Stewart Bell Jr. Archives
Monday - Thursday, 10 a.m. - 6 p.m.
Friday, 10 a.m. - 5 p.m.
Saturday, 10 a.m. - 2 p.m.
The Stewart Bell Jr. Archives is a local history and genealogy center jointly operated by the Handley Regional Library and the Winchester-Frederick County Historical Society. Our holdings include a variety of materials documenting the history of the Lower Shenandoah Valley from 1732 to the present, with an emphasis on the City of Winchester and Frederick County, Virginia.

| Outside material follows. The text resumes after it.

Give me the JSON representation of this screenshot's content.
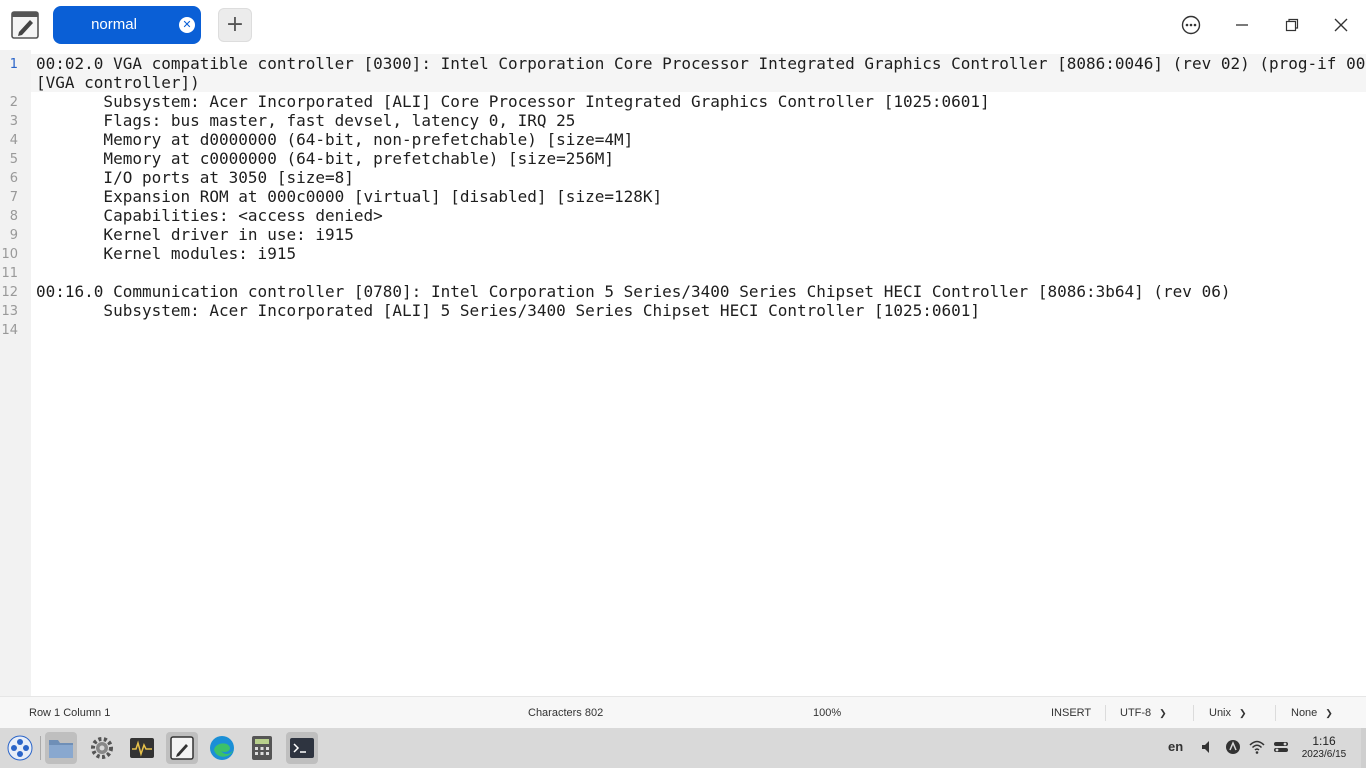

Relive the days of the Civil War and learn what role Virginia's Staunton, Waynesboro, and Augusta counties played in protecting the Shenandoah Valley. Eleven tours cover the Battles of Cross Keys and Port Republic and the Fall of Staunton. Visit over 100 historic sites, including the Old Augusta County Courthouse, Staunton Depot, Fort Edward Johnson, Thornrose Cemetery, and the Stonewall Jackson Hotel. Includes maps for making your way around. A great guide for tourists visiting the state of Virginia and a great resource for history lovers.

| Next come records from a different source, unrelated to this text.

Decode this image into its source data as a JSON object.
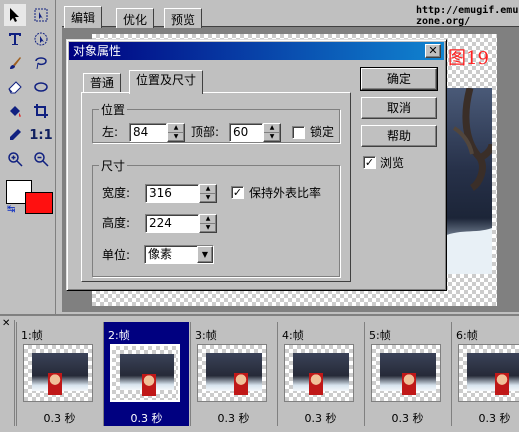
{
  "editor": {
    "tabs": [
      "编辑",
      "优化",
      "预览"
    ],
    "active_tab": "编辑",
    "url_text": "http://emugif.emu-zone.org/",
    "figure_label": "图19"
  },
  "toolbox": {
    "tools": [
      "pointer-tool",
      "marquee-tool",
      "text-tool",
      "ellipse-select-tool",
      "brush-tool",
      "lasso-tool",
      "eraser-tool",
      "ellipse-tool",
      "fill-tool",
      "crop-tool",
      "eyedropper-tool",
      "actual-size-tool",
      "zoom-in-tool",
      "zoom-out-tool"
    ],
    "foreground_color": "#ffffff",
    "background_color": "#ff1010"
  },
  "dialog": {
    "title": "对象属性",
    "close_label": "✕",
    "tabs": [
      "普通",
      "位置及尺寸"
    ],
    "active_tab": "位置及尺寸",
    "position": {
      "group_title": "位置",
      "left_label": "左:",
      "left_value": "84",
      "top_label": "顶部:",
      "top_value": "60",
      "lock_label": "锁定",
      "lock_checked": false
    },
    "size": {
      "group_title": "尺寸",
      "width_label": "宽度:",
      "width_value": "316",
      "keep_ratio_label": "保持外表比率",
      "keep_ratio_checked": true,
      "height_label": "高度:",
      "height_value": "224",
      "unit_label": "单位:",
      "unit_value": "像素"
    },
    "buttons": {
      "ok": "确定",
      "cancel": "取消",
      "help": "帮助",
      "preview_label": "浏览",
      "preview_checked": true
    }
  },
  "frames": {
    "close_label": "✕",
    "selected_index": 1,
    "items": [
      {
        "label": "1:帧",
        "delay": "0.3 秒"
      },
      {
        "label": "2:帧",
        "delay": "0.3 秒"
      },
      {
        "label": "3:帧",
        "delay": "0.3 秒"
      },
      {
        "label": "4:帧",
        "delay": "0.3 秒"
      },
      {
        "label": "5:帧",
        "delay": "0.3 秒"
      },
      {
        "label": "6:帧",
        "delay": "0.3 秒"
      }
    ]
  }
}
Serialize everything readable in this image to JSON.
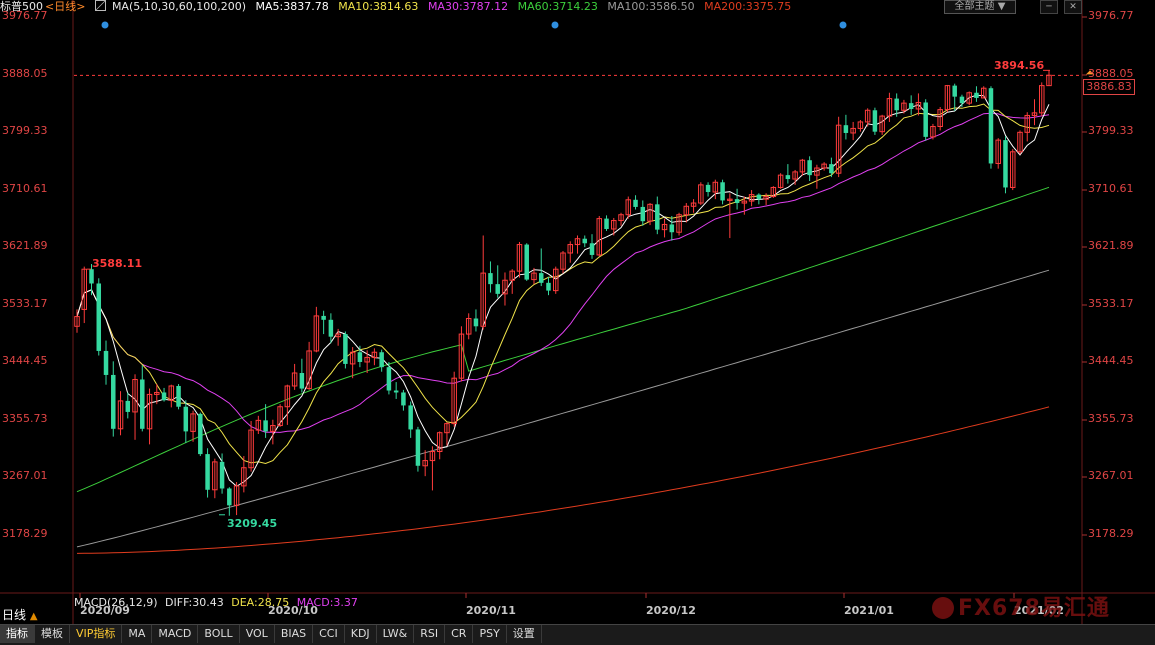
{
  "header": {
    "symbol": "标普500",
    "period_tag": "<日线>",
    "ma_title": "MA(5,10,30,60,100,200)",
    "ma5": "MA5:3837.78",
    "ma10": "MA10:3814.63",
    "ma30": "MA30:3787.12",
    "ma60": "MA60:3714.23",
    "ma100": "MA100:3586.50",
    "ma200": "MA200:3375.75",
    "theme_button": "全部主题",
    "dropdown_glyph": "▼",
    "minimize_glyph": "─",
    "close_glyph": "✕"
  },
  "colors": {
    "up": "#ff3c3c",
    "down": "#35d9a0",
    "ma5": "#ffffff",
    "ma10": "#f0e34a",
    "ma30": "#e040f0",
    "ma60": "#3ccf3c",
    "ma100": "#9a9a9a",
    "ma200": "#e03c1e"
  },
  "y_axis": {
    "ticks": [
      "3976.77",
      "3888.05",
      "3799.33",
      "3710.61",
      "3621.89",
      "3533.17",
      "3444.45",
      "3355.73",
      "3267.01",
      "3178.29"
    ]
  },
  "x_axis": {
    "labels": [
      "2020/09",
      "2020/10",
      "2020/11",
      "2020/12",
      "2021/01",
      "2021/02"
    ]
  },
  "current_price": "3886.83",
  "annotations": {
    "high_label": "3894.56",
    "left_high_label": "3588.11",
    "low_label": "3209.45"
  },
  "macd": {
    "title": "MACD(26,12,9)",
    "diff": "DIFF:30.43",
    "dea": "DEA:28.75",
    "macd": "MACD:3.37"
  },
  "period_label": "日线",
  "period_glyph": "▲",
  "tabs": [
    "指标",
    "模板",
    "VIP指标",
    "MA",
    "MACD",
    "BOLL",
    "VOL",
    "BIAS",
    "CCI",
    "KDJ",
    "LW&",
    "RSI",
    "CR",
    "PSY",
    "设置"
  ],
  "watermark": "FX678易汇通",
  "chart_data": {
    "type": "candlestick",
    "y_range": [
      3130,
      3990
    ],
    "candles": [
      [
        3500,
        3526,
        3490,
        3515
      ],
      [
        3526,
        3592,
        3505,
        3588
      ],
      [
        3588,
        3596,
        3548,
        3566
      ],
      [
        3566,
        3574,
        3455,
        3462
      ],
      [
        3462,
        3478,
        3410,
        3425
      ],
      [
        3425,
        3446,
        3330,
        3342
      ],
      [
        3342,
        3400,
        3332,
        3385
      ],
      [
        3385,
        3398,
        3358,
        3368
      ],
      [
        3368,
        3426,
        3325,
        3418
      ],
      [
        3418,
        3440,
        3338,
        3342
      ],
      [
        3342,
        3404,
        3318,
        3395
      ],
      [
        3395,
        3411,
        3380,
        3398
      ],
      [
        3398,
        3405,
        3384,
        3386
      ],
      [
        3386,
        3410,
        3375,
        3408
      ],
      [
        3408,
        3411,
        3372,
        3376
      ],
      [
        3376,
        3386,
        3320,
        3338
      ],
      [
        3338,
        3370,
        3322,
        3365
      ],
      [
        3365,
        3367,
        3300,
        3303
      ],
      [
        3303,
        3312,
        3236,
        3248
      ],
      [
        3248,
        3296,
        3235,
        3291
      ],
      [
        3291,
        3304,
        3242,
        3250
      ],
      [
        3250,
        3252,
        3208,
        3224
      ],
      [
        3224,
        3260,
        3209,
        3254
      ],
      [
        3254,
        3300,
        3244,
        3282
      ],
      [
        3282,
        3354,
        3276,
        3340
      ],
      [
        3340,
        3362,
        3334,
        3355
      ],
      [
        3355,
        3380,
        3328,
        3338
      ],
      [
        3338,
        3356,
        3318,
        3347
      ],
      [
        3347,
        3380,
        3345,
        3376
      ],
      [
        3376,
        3410,
        3348,
        3408
      ],
      [
        3408,
        3442,
        3402,
        3428
      ],
      [
        3428,
        3450,
        3398,
        3404
      ],
      [
        3404,
        3476,
        3402,
        3462
      ],
      [
        3462,
        3530,
        3460,
        3516
      ],
      [
        3516,
        3524,
        3488,
        3510
      ],
      [
        3510,
        3520,
        3474,
        3484
      ],
      [
        3484,
        3496,
        3470,
        3488
      ],
      [
        3488,
        3492,
        3435,
        3442
      ],
      [
        3442,
        3468,
        3420,
        3460
      ],
      [
        3460,
        3470,
        3437,
        3445
      ],
      [
        3445,
        3463,
        3428,
        3452
      ],
      [
        3452,
        3466,
        3440,
        3460
      ],
      [
        3460,
        3464,
        3430,
        3437
      ],
      [
        3437,
        3445,
        3395,
        3401
      ],
      [
        3401,
        3414,
        3388,
        3398
      ],
      [
        3398,
        3402,
        3370,
        3378
      ],
      [
        3378,
        3384,
        3328,
        3341
      ],
      [
        3341,
        3345,
        3276,
        3285
      ],
      [
        3285,
        3309,
        3269,
        3293
      ],
      [
        3293,
        3315,
        3247,
        3307
      ],
      [
        3307,
        3338,
        3295,
        3336
      ],
      [
        3336,
        3352,
        3316,
        3350
      ],
      [
        3350,
        3430,
        3345,
        3420
      ],
      [
        3420,
        3500,
        3415,
        3488
      ],
      [
        3488,
        3520,
        3480,
        3512
      ],
      [
        3512,
        3526,
        3492,
        3500
      ],
      [
        3500,
        3640,
        3495,
        3582
      ],
      [
        3582,
        3600,
        3552,
        3565
      ],
      [
        3565,
        3594,
        3544,
        3550
      ],
      [
        3550,
        3583,
        3532,
        3571
      ],
      [
        3571,
        3588,
        3550,
        3585
      ],
      [
        3585,
        3630,
        3575,
        3626
      ],
      [
        3626,
        3628,
        3570,
        3572
      ],
      [
        3572,
        3590,
        3565,
        3582
      ],
      [
        3582,
        3620,
        3562,
        3567
      ],
      [
        3567,
        3576,
        3548,
        3555
      ],
      [
        3555,
        3592,
        3550,
        3588
      ],
      [
        3588,
        3616,
        3582,
        3613
      ],
      [
        3613,
        3631,
        3598,
        3626
      ],
      [
        3626,
        3640,
        3612,
        3635
      ],
      [
        3635,
        3640,
        3622,
        3628
      ],
      [
        3628,
        3642,
        3604,
        3610
      ],
      [
        3610,
        3670,
        3608,
        3666
      ],
      [
        3666,
        3671,
        3647,
        3650
      ],
      [
        3650,
        3667,
        3640,
        3663
      ],
      [
        3663,
        3675,
        3655,
        3672
      ],
      [
        3672,
        3700,
        3666,
        3695
      ],
      [
        3695,
        3702,
        3680,
        3684
      ],
      [
        3684,
        3694,
        3655,
        3662
      ],
      [
        3662,
        3690,
        3656,
        3688
      ],
      [
        3688,
        3700,
        3642,
        3649
      ],
      [
        3649,
        3666,
        3637,
        3657
      ],
      [
        3657,
        3670,
        3632,
        3645
      ],
      [
        3645,
        3675,
        3640,
        3672
      ],
      [
        3672,
        3690,
        3660,
        3685
      ],
      [
        3685,
        3696,
        3675,
        3690
      ],
      [
        3690,
        3722,
        3687,
        3718
      ],
      [
        3718,
        3722,
        3700,
        3707
      ],
      [
        3707,
        3726,
        3696,
        3722
      ],
      [
        3722,
        3726,
        3688,
        3694
      ],
      [
        3694,
        3705,
        3636,
        3696
      ],
      [
        3696,
        3712,
        3680,
        3690
      ],
      [
        3690,
        3700,
        3672,
        3693
      ],
      [
        3693,
        3710,
        3685,
        3703
      ],
      [
        3703,
        3705,
        3688,
        3696
      ],
      [
        3696,
        3705,
        3687,
        3700
      ],
      [
        3700,
        3716,
        3698,
        3714
      ],
      [
        3714,
        3736,
        3712,
        3733
      ],
      [
        3733,
        3750,
        3720,
        3727
      ],
      [
        3727,
        3741,
        3718,
        3738
      ],
      [
        3738,
        3758,
        3732,
        3756
      ],
      [
        3756,
        3762,
        3724,
        3733
      ],
      [
        3733,
        3749,
        3712,
        3744
      ],
      [
        3744,
        3753,
        3740,
        3750
      ],
      [
        3750,
        3760,
        3730,
        3736
      ],
      [
        3736,
        3823,
        3730,
        3810
      ],
      [
        3810,
        3826,
        3788,
        3798
      ],
      [
        3798,
        3815,
        3787,
        3805
      ],
      [
        3805,
        3818,
        3800,
        3815
      ],
      [
        3815,
        3836,
        3808,
        3833
      ],
      [
        3833,
        3837,
        3795,
        3800
      ],
      [
        3800,
        3826,
        3795,
        3824
      ],
      [
        3824,
        3860,
        3815,
        3851
      ],
      [
        3851,
        3859,
        3823,
        3833
      ],
      [
        3833,
        3849,
        3828,
        3844
      ],
      [
        3844,
        3856,
        3826,
        3835
      ],
      [
        3835,
        3859,
        3825,
        3845
      ],
      [
        3845,
        3850,
        3786,
        3792
      ],
      [
        3792,
        3812,
        3788,
        3808
      ],
      [
        3808,
        3838,
        3802,
        3834
      ],
      [
        3834,
        3872,
        3830,
        3871
      ],
      [
        3871,
        3874,
        3832,
        3854
      ],
      [
        3854,
        3857,
        3838,
        3844
      ],
      [
        3844,
        3862,
        3841,
        3860
      ],
      [
        3860,
        3870,
        3846,
        3852
      ],
      [
        3852,
        3870,
        3852,
        3867
      ],
      [
        3867,
        3870,
        3743,
        3751
      ],
      [
        3751,
        3790,
        3743,
        3787
      ],
      [
        3787,
        3793,
        3705,
        3714
      ],
      [
        3714,
        3773,
        3710,
        3769
      ],
      [
        3769,
        3802,
        3765,
        3799
      ],
      [
        3799,
        3830,
        3785,
        3825
      ],
      [
        3825,
        3850,
        3810,
        3829
      ],
      [
        3829,
        3876,
        3824,
        3871
      ],
      [
        3871,
        3894.56,
        3871,
        3887
      ]
    ]
  }
}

A bold and searing investigation into the role of white women in the American slave economy Bridging women's history, the history of the South, and African American history, this book makes a bold argument about the role of white women in American slavery. Historian Stephanie E. Jones-Rogers draws on a variety of sources to show that slave‑owning women were sophisticated economic actors who directly engaged in and benefited from the South's slave market. Because women typically inherited more slaves than land, enslaved people were often their primary source of wealth.

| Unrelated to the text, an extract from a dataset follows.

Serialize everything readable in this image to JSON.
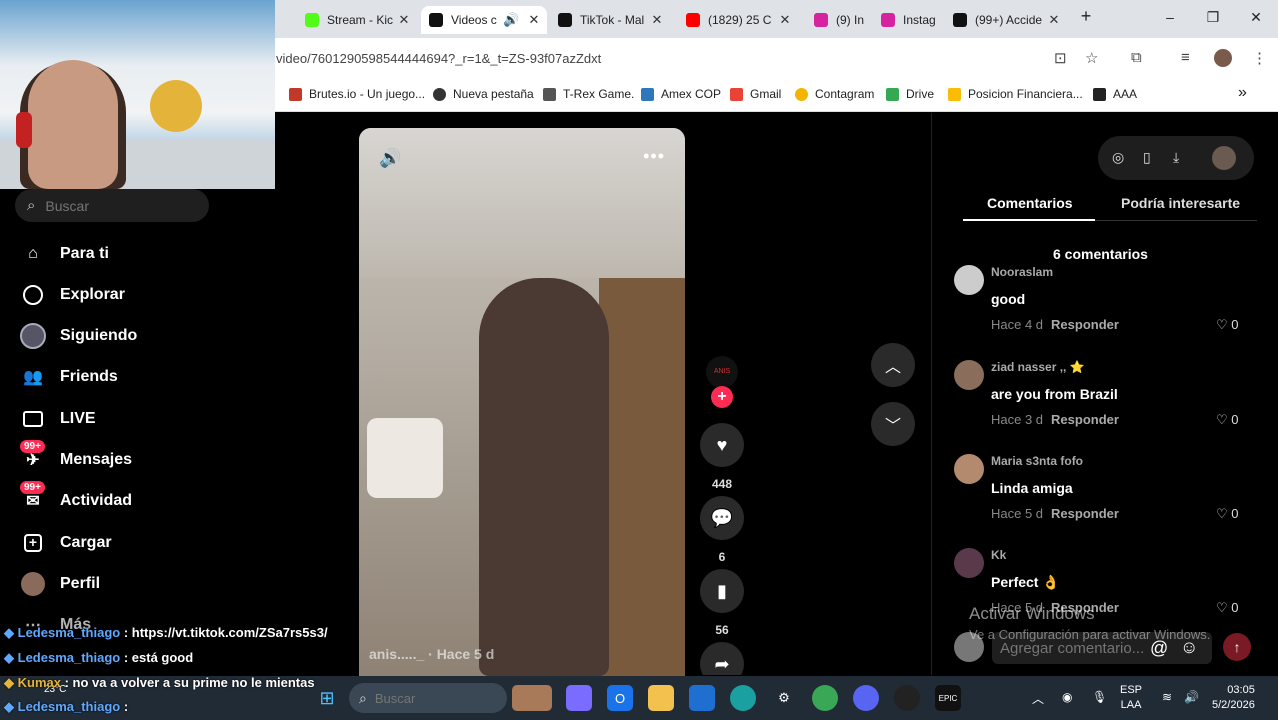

Travel in old Virginia was many things, but it was never dull. Stagecoaches were the primary means of transport, carrying mail as well as passengers. Trips that now take hours lasted for days. Coach trips could be dangerous, and all-hands situations arose quickly. A traveler might need to apply horsemanship, carpentry, leather-mending or the sheer brawny effort of shoving the coach out of a muddy ditch. Inns across the state catered to stagecoach riders and acted as community gathering places.